*TASK INSTRUCTIONS*: Search the data for the word "subtitle" and copy each line that has it.

(Stored records)

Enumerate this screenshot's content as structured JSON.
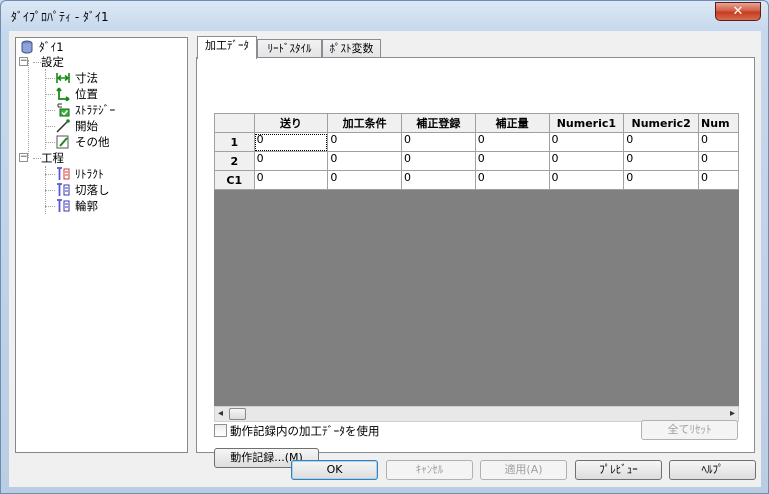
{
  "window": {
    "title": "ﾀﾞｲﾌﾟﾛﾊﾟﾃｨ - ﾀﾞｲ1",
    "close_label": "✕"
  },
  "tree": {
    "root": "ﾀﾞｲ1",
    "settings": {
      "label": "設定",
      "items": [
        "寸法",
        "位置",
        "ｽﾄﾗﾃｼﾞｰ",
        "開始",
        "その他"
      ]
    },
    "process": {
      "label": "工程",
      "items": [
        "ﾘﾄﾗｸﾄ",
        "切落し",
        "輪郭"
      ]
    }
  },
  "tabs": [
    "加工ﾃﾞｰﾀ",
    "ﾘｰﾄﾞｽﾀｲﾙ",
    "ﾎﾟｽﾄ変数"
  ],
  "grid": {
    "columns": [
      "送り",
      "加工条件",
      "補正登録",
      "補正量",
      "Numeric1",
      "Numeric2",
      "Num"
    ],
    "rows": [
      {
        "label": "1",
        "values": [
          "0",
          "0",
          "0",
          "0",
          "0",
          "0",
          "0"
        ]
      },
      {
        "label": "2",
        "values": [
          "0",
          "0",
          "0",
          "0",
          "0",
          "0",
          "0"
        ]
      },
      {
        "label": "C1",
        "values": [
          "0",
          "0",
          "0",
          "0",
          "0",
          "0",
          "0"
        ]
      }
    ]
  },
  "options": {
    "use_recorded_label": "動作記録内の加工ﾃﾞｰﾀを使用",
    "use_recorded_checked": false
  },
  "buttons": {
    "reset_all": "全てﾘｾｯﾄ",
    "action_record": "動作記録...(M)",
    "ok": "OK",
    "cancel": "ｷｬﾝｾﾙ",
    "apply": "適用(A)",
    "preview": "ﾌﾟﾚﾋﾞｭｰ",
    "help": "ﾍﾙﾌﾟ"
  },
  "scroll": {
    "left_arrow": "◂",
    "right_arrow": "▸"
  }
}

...

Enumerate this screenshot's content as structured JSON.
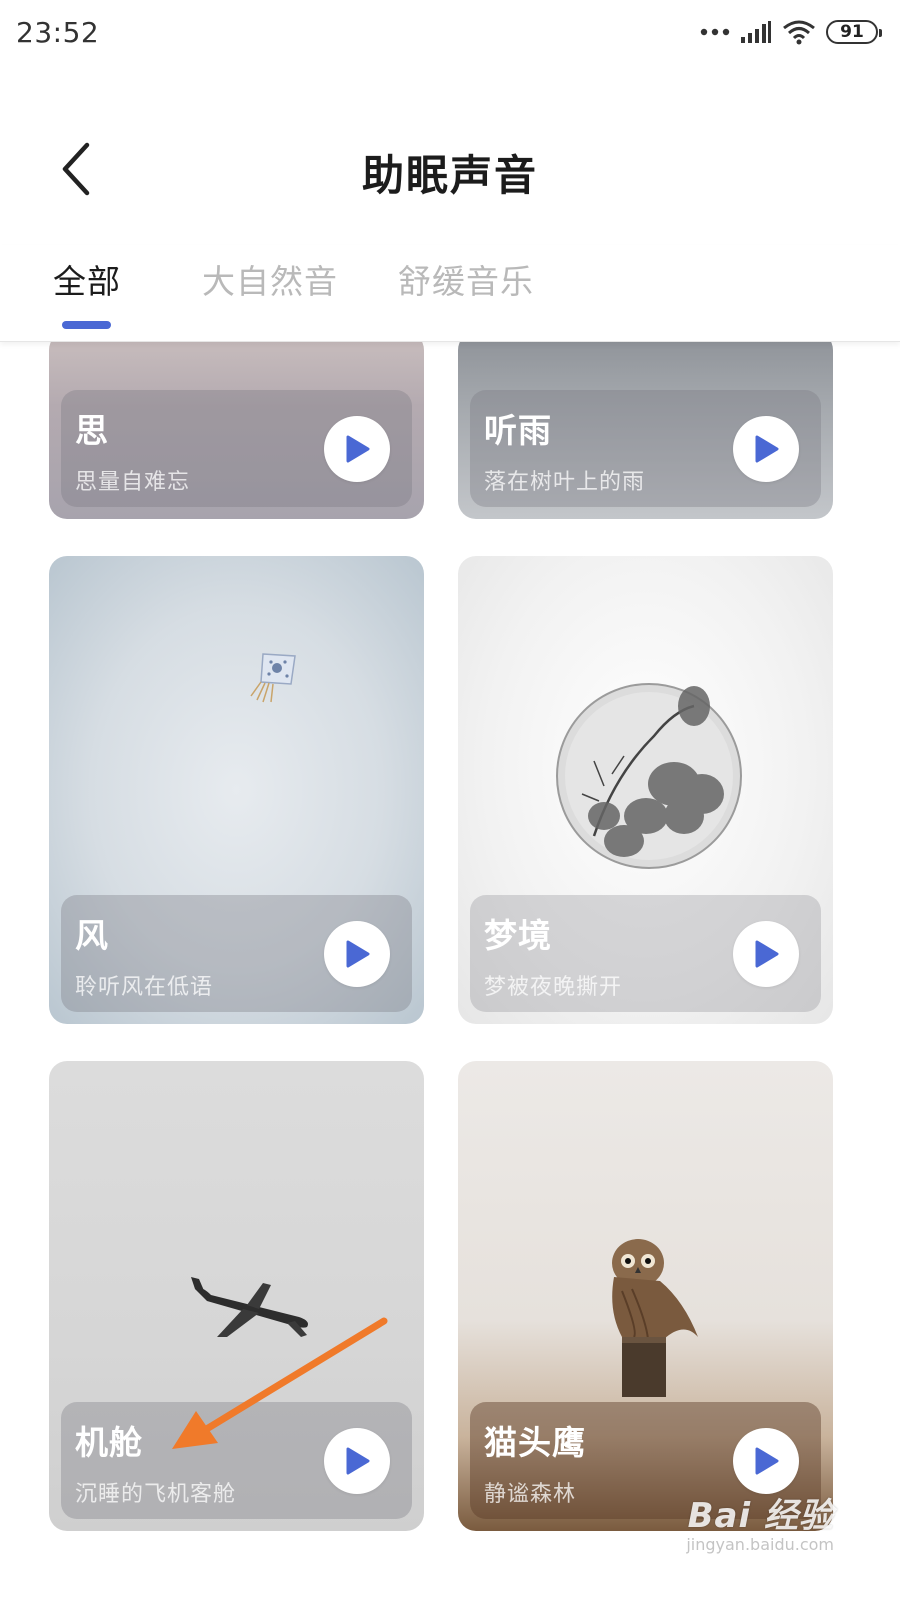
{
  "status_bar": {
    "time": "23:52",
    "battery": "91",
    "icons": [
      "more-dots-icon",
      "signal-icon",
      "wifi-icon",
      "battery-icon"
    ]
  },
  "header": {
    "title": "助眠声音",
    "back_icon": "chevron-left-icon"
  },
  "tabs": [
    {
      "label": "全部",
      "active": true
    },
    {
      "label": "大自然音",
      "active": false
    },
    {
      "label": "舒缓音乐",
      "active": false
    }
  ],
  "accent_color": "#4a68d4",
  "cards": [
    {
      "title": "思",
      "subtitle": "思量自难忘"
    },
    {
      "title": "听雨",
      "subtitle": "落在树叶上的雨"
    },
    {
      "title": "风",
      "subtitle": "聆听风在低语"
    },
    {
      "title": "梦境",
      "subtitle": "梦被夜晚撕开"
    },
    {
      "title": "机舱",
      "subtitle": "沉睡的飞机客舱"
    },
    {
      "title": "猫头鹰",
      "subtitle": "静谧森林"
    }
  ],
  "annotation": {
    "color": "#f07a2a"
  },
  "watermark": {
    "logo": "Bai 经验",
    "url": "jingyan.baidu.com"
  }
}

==

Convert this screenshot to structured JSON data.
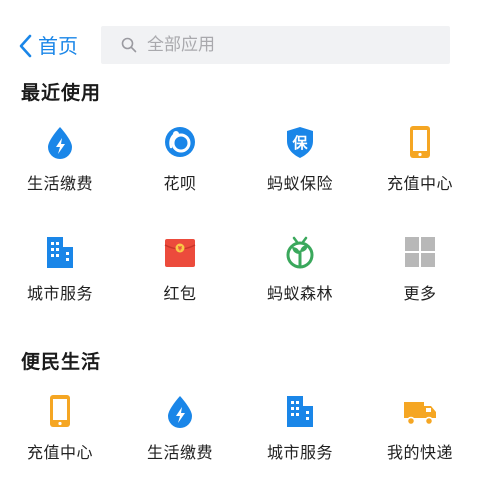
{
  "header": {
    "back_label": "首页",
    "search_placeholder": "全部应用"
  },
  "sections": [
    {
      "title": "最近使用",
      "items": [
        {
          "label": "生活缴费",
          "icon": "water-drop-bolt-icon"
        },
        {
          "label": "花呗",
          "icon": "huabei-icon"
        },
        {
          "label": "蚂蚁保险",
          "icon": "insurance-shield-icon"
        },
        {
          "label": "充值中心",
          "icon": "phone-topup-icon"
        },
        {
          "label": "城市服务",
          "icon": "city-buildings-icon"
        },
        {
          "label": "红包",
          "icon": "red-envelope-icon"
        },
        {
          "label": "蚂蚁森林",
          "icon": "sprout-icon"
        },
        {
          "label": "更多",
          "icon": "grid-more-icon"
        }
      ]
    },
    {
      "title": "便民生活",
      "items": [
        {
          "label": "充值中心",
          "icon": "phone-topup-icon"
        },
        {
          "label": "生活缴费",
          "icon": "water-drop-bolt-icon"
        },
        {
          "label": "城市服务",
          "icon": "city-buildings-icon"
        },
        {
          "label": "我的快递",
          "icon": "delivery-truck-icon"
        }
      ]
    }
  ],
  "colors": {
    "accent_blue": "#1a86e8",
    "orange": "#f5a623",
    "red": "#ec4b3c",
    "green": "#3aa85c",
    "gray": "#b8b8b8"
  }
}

*ANSWER BOX*:
      "subtitle": "思量自难忘"
      "subtitle": "落在树叶上的雨"
      "subtitle": "聆听风在低语"
      "subtitle": "梦被夜晚撕开"
      "subtitle": "沉睡的飞机客舱"
      "subtitle": "静谧森林"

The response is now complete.